August 18, 2009
(202) 289-8928
Online Child Safety, Privacy and Free Speech
PFF Releases Transcript of July Panel on Legislative Challenges

WASHINGTON D.C. - Online child safety, privacy, and free speech remain hotly debated issues at both the federal and state levels.   How serious are these concerns? Is legislation or regulation needed to address them? What free speech issues are at stake? Should Congress take the lead or leave it to the States to experiment with different models? These and other issues were discussed Monday, July 27th by panelists at "Online Child Safety, Privacy and Free Speech: An Overview of Challenges in Congress & the States," a Congressional seminar hosted by The Progress & Freedom Foundation.  PFF is releasing a transcript of the event.

PFF Senior Fellow Adam Thierer, who acted as moderator of the event, began the discussion by describing current online safety issues. He also outlined regulatory, privacy and free speech issues surrounding government responses and proposed solutions to the problem.

Parry Aftab, Executive Director of, discussed federal legislation that has been proposed to address cyberbullying, including making such behavior a felony.  "We have cyber harassment laws in all 50 states," she explained, "and if I need legal help in order to go in and stop something that's a death threat or something that falls into what's criminal, I can deal with it on the state level. There's a cyber stalking bill that already exists, a law that already exists federally. I think we have what we need on that end."

Todd Haiken, Senior Manager of Policy at Common Sense Media, outlined what he viewed as the biggest change in proposed solutions to online safety concerns: the shift away from a focus on crime and risk prevention to an education and empowerment model.  Thus far, Haiken argued, "crime and risk prevention has been predicated on fear." However, he continued, "people are starting to come around and actually read the research and see that the research is saying that it's peer on peer and there's major issues there. That's not to say that when something happens with a predator that it's not tragic. However, we're not looking at the bigger reality."

Jim Halpert, Partner at DLA Piper, questioned the effectiveness of proposed regulation.  "To think that we can somehow coerce better behavior through regulation and criminal sanctions," he explained, "is really just kind of silly when you think about the problem that exists in terms of interacting with children.  It really comes down to just educating them and making them better aware of what they're doing and what the consequences might be."

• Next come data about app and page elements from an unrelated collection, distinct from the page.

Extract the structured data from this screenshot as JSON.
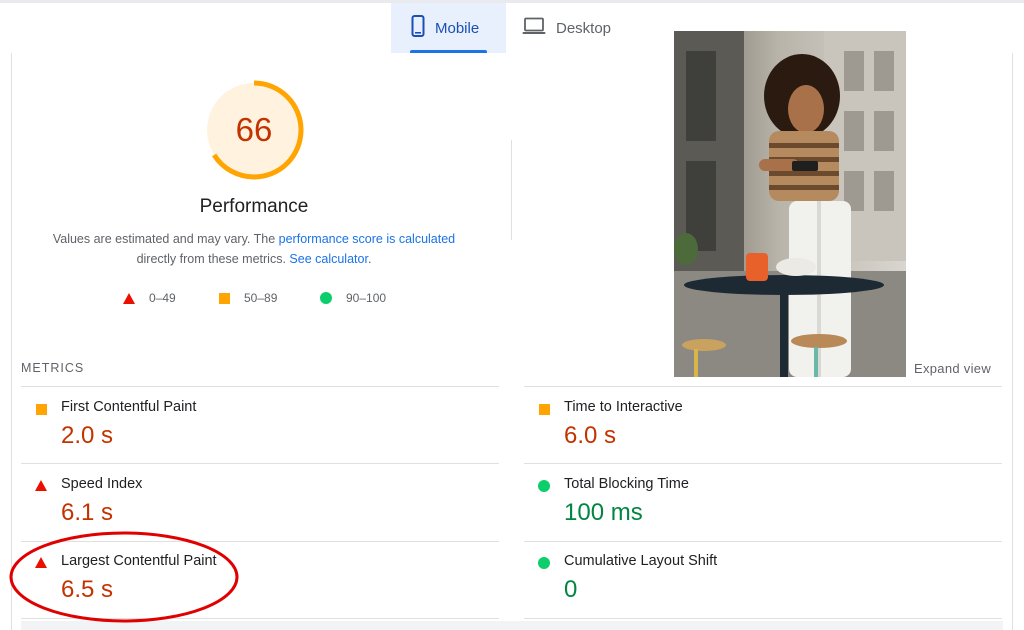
{
  "tabs": {
    "mobile": {
      "label": "Mobile",
      "icon": "smartphone-icon"
    },
    "desktop": {
      "label": "Desktop",
      "icon": "laptop-icon"
    }
  },
  "performance": {
    "score": "66",
    "score_fraction": 0.66,
    "title": "Performance",
    "desc_prefix": "Values are estimated and may vary. The ",
    "desc_link1": "performance score is calculated",
    "desc_middle": "directly from these metrics. ",
    "desc_link2": "See calculator",
    "desc_suffix": "."
  },
  "legend": {
    "fail": "0–49",
    "average": "50–89",
    "pass": "90–100"
  },
  "screenshot": {
    "expand_label": "Expand view"
  },
  "metrics": {
    "heading": "METRICS",
    "fcp": {
      "name": "First Contentful Paint",
      "value": "2.0 s",
      "status": "average"
    },
    "tti": {
      "name": "Time to Interactive",
      "value": "6.0 s",
      "status": "average"
    },
    "si": {
      "name": "Speed Index",
      "value": "6.1 s",
      "status": "fail"
    },
    "tbt": {
      "name": "Total Blocking Time",
      "value": "100 ms",
      "status": "pass"
    },
    "lcp": {
      "name": "Largest Contentful Paint",
      "value": "6.5 s",
      "status": "fail"
    },
    "cls": {
      "name": "Cumulative Layout Shift",
      "value": "0",
      "status": "pass"
    }
  },
  "colors": {
    "fail": "#eb0f00",
    "average": "#ffa400",
    "pass": "#0cce6b",
    "score_text": "#c33300",
    "gauge_bg": "#fff3e0",
    "link": "#1a73e8",
    "annotation": "#e00000"
  }
}
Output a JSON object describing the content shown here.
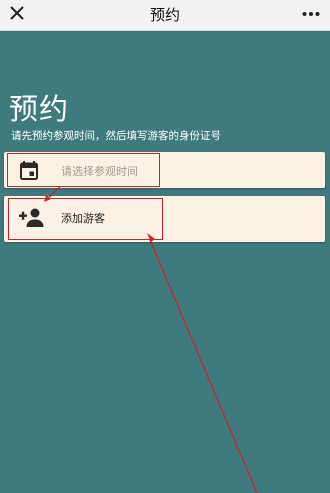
{
  "nav": {
    "title": "预约",
    "close_icon": "close-icon",
    "more_icon": "more-icon"
  },
  "header": {
    "title": "预约",
    "subtitle": "请先预约参观时间，然后填写游客的身份证号"
  },
  "date_field": {
    "icon": "calendar-icon",
    "placeholder": "请选择参观时间"
  },
  "add_visitor": {
    "icon": "add-person-icon",
    "label": "添加游客"
  },
  "colors": {
    "background": "#3f7a7c",
    "card": "#fcf1e4",
    "annotation": "#c0282c"
  }
}
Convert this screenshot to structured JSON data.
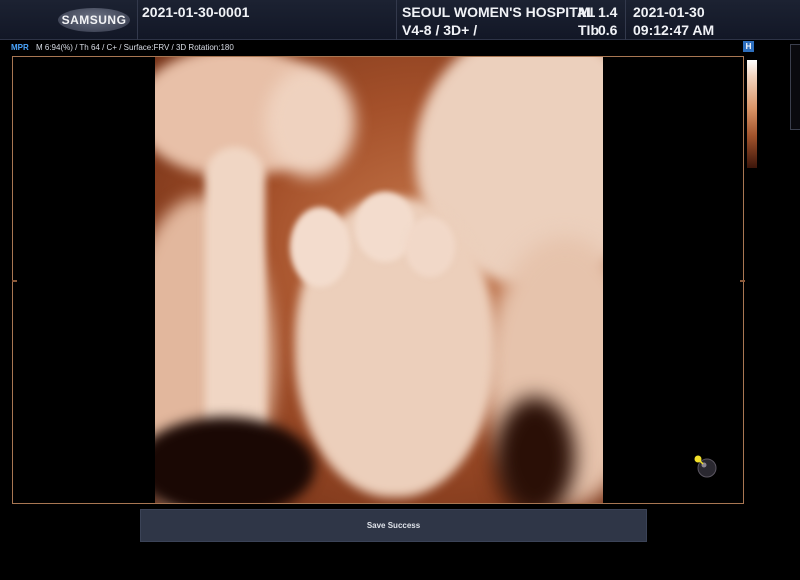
{
  "header": {
    "brand": "SAMSUNG",
    "patient_id": "2021-01-30-0001",
    "hospital": "SEOUL WOMEN'S HOSPITAL",
    "probe_preset": "V4-8 / 3D+ /",
    "mi_label": "MI",
    "mi_value": "1.4",
    "tib_label": "TIb",
    "tib_value": "0.6",
    "date": "2021-01-30",
    "time": "09:12:47 AM"
  },
  "params": {
    "mode": "MPR",
    "text": "M 6:94(%) / Th 64 / C+ / Surface:FRV / 3D Rotation:180"
  },
  "viewport": {
    "orientation_badge": "H",
    "accent_color": "#a87652"
  },
  "status": {
    "message": "Save Success"
  }
}
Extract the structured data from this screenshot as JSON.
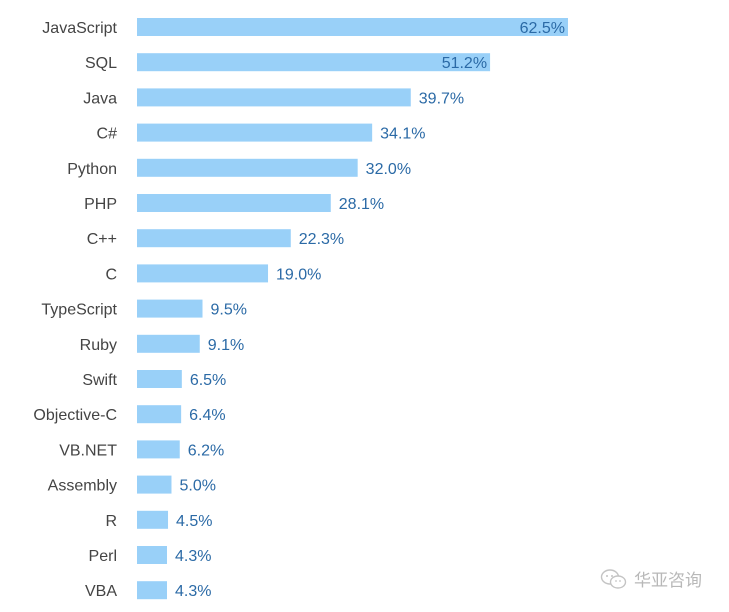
{
  "chart_data": {
    "type": "bar",
    "orientation": "horizontal",
    "title": "",
    "xlabel": "",
    "ylabel": "",
    "unit": "%",
    "categories": [
      "JavaScript",
      "SQL",
      "Java",
      "C#",
      "Python",
      "PHP",
      "C++",
      "C",
      "TypeScript",
      "Ruby",
      "Swift",
      "Objective-C",
      "VB.NET",
      "Assembly",
      "R",
      "Perl",
      "VBA"
    ],
    "values": [
      62.5,
      51.2,
      39.7,
      34.1,
      32.0,
      28.1,
      22.3,
      19.0,
      9.5,
      9.1,
      6.5,
      6.4,
      6.2,
      5.0,
      4.5,
      4.3,
      4.3
    ],
    "labels": [
      "62.5%",
      "51.2%",
      "39.7%",
      "34.1%",
      "32.0%",
      "28.1%",
      "22.3%",
      "19.0%",
      "9.5%",
      "9.1%",
      "6.5%",
      "6.4%",
      "6.2%",
      "5.0%",
      "4.5%",
      "4.3%",
      "4.3%"
    ],
    "xlim": [
      0,
      62.5
    ],
    "grid": false,
    "legend": "none",
    "colors": {
      "bar": "#99d0f8",
      "value_label": "#2b6aa6",
      "category_label": "#444444"
    }
  },
  "watermark": {
    "text": "华亚咨询",
    "icon": "wechat-icon"
  }
}
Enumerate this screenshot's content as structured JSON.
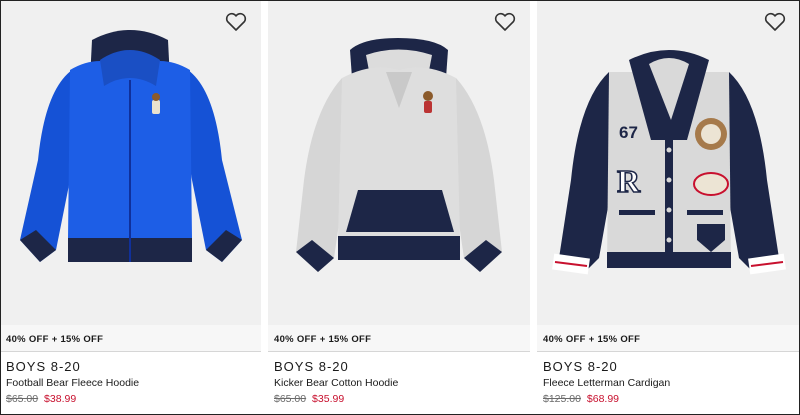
{
  "products": [
    {
      "promo": "40% OFF + 15% OFF",
      "brand": "BOYS 8-20",
      "name": "Football Bear Fleece Hoodie",
      "original_price": "$65.00",
      "sale_price": "$38.99",
      "image_icon": "blue-zip-hoodie-image"
    },
    {
      "promo": "40% OFF + 15% OFF",
      "brand": "BOYS 8-20",
      "name": "Kicker Bear Cotton Hoodie",
      "original_price": "$65.00",
      "sale_price": "$35.99",
      "image_icon": "grey-pullover-hoodie-image"
    },
    {
      "promo": "40% OFF + 15% OFF",
      "brand": "BOYS 8-20",
      "name": "Fleece Letterman Cardigan",
      "original_price": "$125.00",
      "sale_price": "$68.99",
      "image_icon": "letterman-cardigan-image"
    }
  ],
  "image_patches": {
    "number": "67",
    "letter": "R"
  },
  "colors": {
    "sale_red": "#c8102e",
    "navy": "#1d2647",
    "royal_blue": "#1552d6",
    "heather_grey": "#d9d9d9"
  },
  "icons": {
    "wishlist": "heart-outline-icon"
  }
}
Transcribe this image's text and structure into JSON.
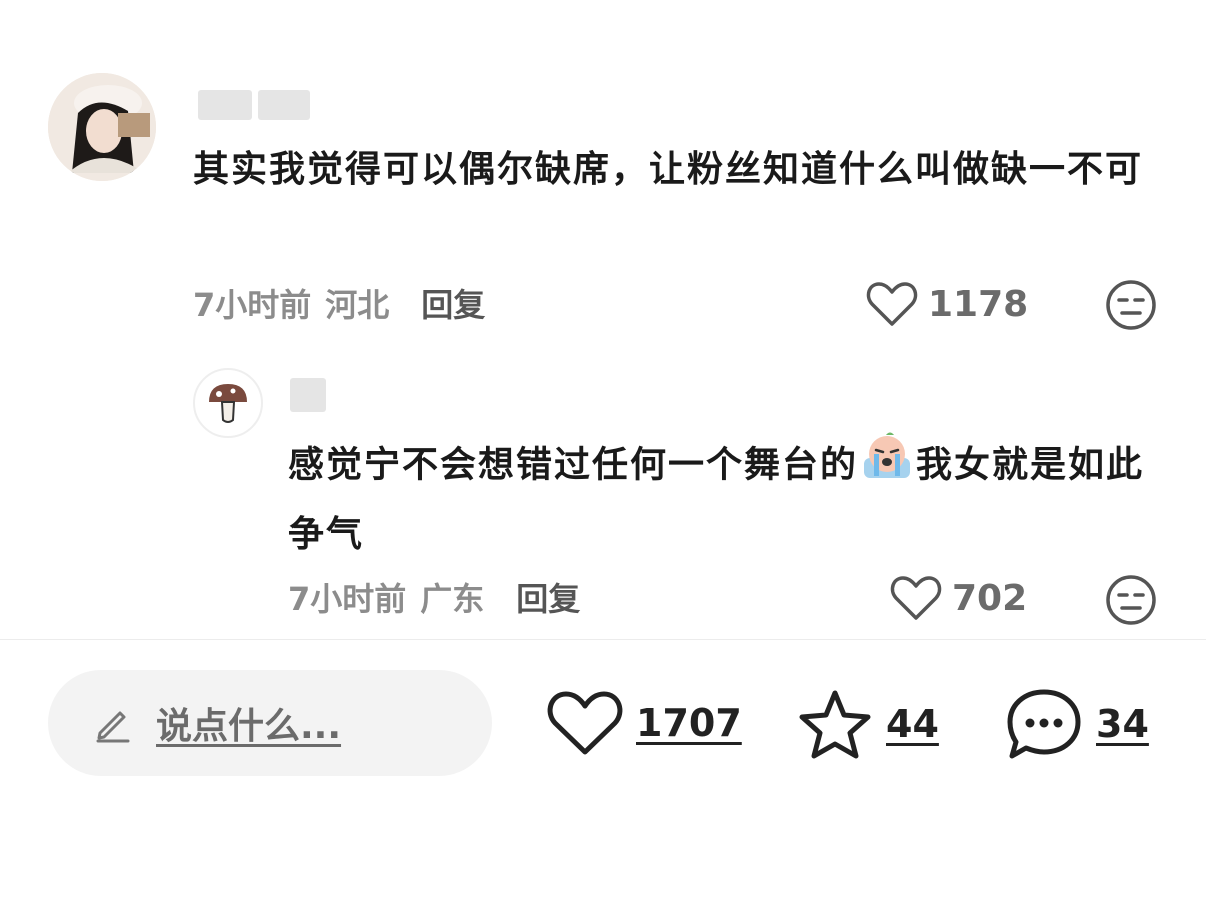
{
  "comments": [
    {
      "text_part1": "其实我觉得可以偶尔缺席，让粉丝知道什么叫做缺一不可",
      "time": "7小时前",
      "location": "河北",
      "reply_label": "回复",
      "likes": "1178"
    },
    {
      "text_part1": "感觉宁不会想错过任何一个舞台的",
      "emoji": "crying-face-emoji",
      "text_part2": "我女就是如此争气",
      "time": "7小时前",
      "location": "广东",
      "reply_label": "回复",
      "likes": "702"
    }
  ],
  "bottom_bar": {
    "input_placeholder": "说点什么...",
    "like_count": "1707",
    "favorite_count": "44",
    "comment_count": "34"
  },
  "colors": {
    "text_primary": "#1a1a1a",
    "text_meta": "#8c8c8c",
    "input_bg": "#f3f3f3",
    "divider": "#ececec"
  }
}
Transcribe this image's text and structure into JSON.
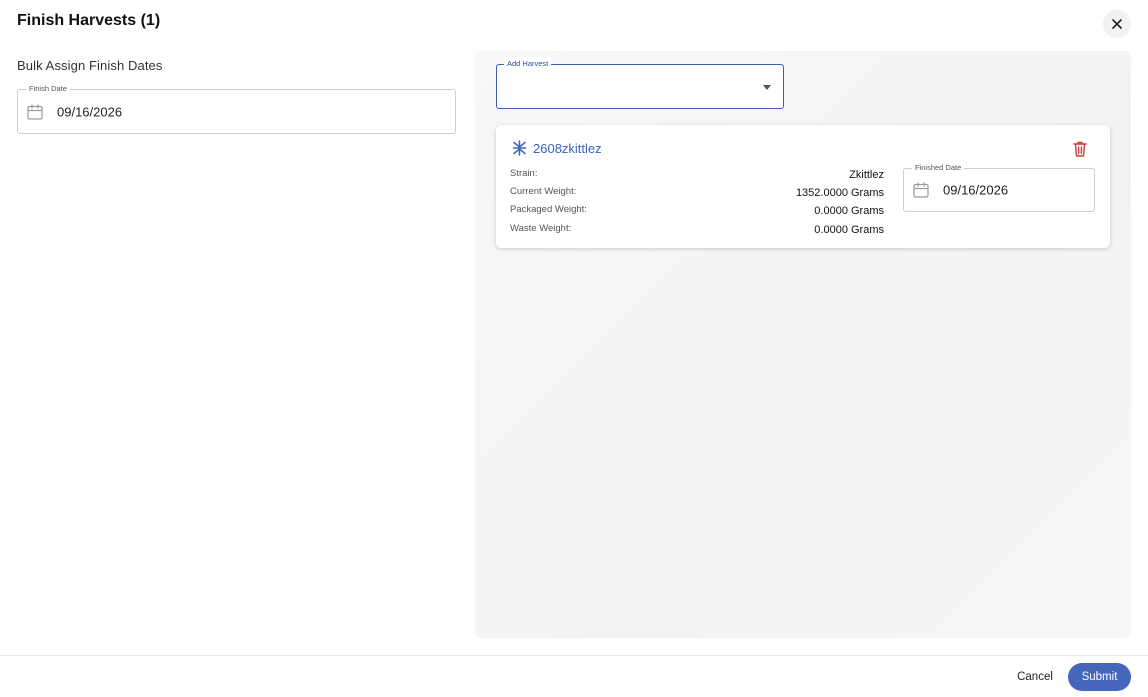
{
  "dialog": {
    "title": "Finish Harvests (1)",
    "close_icon": "close-icon"
  },
  "bulk": {
    "heading": "Bulk Assign Finish Dates",
    "finish_date_label": "Finish Date",
    "finish_date_value": "09/16/2026",
    "icon": "calendar-icon"
  },
  "add_harvest": {
    "label": "Add Harvest",
    "value": "",
    "icon": "chevron-down-icon"
  },
  "harvests": [
    {
      "icon": "harvest-icon",
      "name": "2608zkittlez",
      "strain_label": "Strain:",
      "strain_value": "Zkittlez",
      "current_weight_label": "Current Weight:",
      "current_weight_value": "1352.0000 Grams",
      "packaged_weight_label": "Packaged Weight:",
      "packaged_weight_value": "0.0000 Grams",
      "waste_weight_label": "Waste Weight:",
      "waste_weight_value": "0.0000 Grams",
      "finished_date_label": "Finished Date",
      "finished_date_value": "09/16/2026",
      "delete_icon": "trash-icon"
    }
  ],
  "footer": {
    "cancel_label": "Cancel",
    "submit_label": "Submit"
  },
  "colors": {
    "accent": "#4466bb",
    "link": "#3a63b8",
    "danger": "#d23b3b"
  }
}
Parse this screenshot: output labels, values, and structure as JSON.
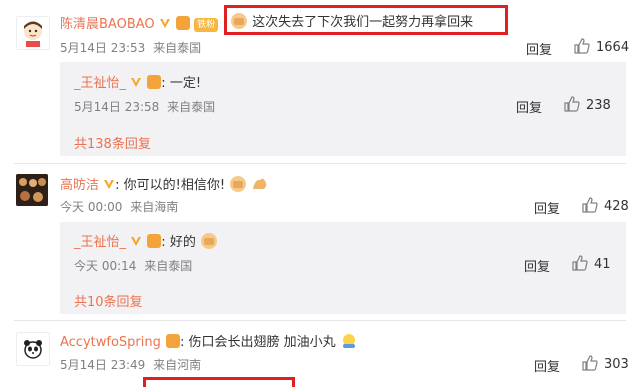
{
  "comments": [
    {
      "user": "陈清晨BAOBAO",
      "text": "这次失去了下次我们一起努力再拿回来",
      "time": "5月14日 23:53",
      "location": "来自泰国",
      "reply_label": "回复",
      "likes": "1664",
      "badge_label": "铁粉",
      "nested": {
        "user": "_王祉怡_",
        "text": "一定!",
        "time": "5月14日 23:58",
        "location": "来自泰国",
        "reply_label": "回复",
        "likes": "238",
        "more": "共138条回复"
      }
    },
    {
      "user": "高昉洁",
      "text": "你可以的!相信你!",
      "time": "今天 00:00",
      "location": "来自海南",
      "reply_label": "回复",
      "likes": "428",
      "nested": {
        "user": "_王祉怡_",
        "text": "好的",
        "time": "今天 00:14",
        "location": "来自泰国",
        "reply_label": "回复",
        "likes": "41",
        "more": "共10条回复"
      }
    },
    {
      "user": "AccytwfoSpring",
      "text": "伤口会长出翅膀 加油小丸",
      "time": "5月14日 23:49",
      "location": "来自河南",
      "reply_label": "回复",
      "likes": "303"
    }
  ],
  "colors": {
    "name": "#eb7350",
    "highlight": "#e02020",
    "reply_bg": "#f2f2f5"
  }
}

Berin Szoka, Senior Fellow at The Progress & Freedom Foundation, voiced concern over the costs to websites if mandatory screening or filtering of users was implemented.  He explained that "if every website, every blog around the world that integrates social networking has to take on responsibility for doing that kind of screening or filtering or segregation of users, the effect on the media landscape and Internet culture would be enormous."

The complete discussion and questions from attendees can be found in the event transcript.  At the event, PFF also launched the latest edition of its book, Parental Controls and Online Protection: A Survey of Tools and Methods, which offers parents and policymakers a comprehensive inventory of the many excellent tools and strategies that can be used to protect kids online. Version 4.0 of the book is available on the PFF website.

The Progress & Freedom Foundation is a market-oriented think tank that studies the digital revolution and its implications for public policy. It is a 501(c)(3) research & educational organization.



The Progress & Freedom Foundation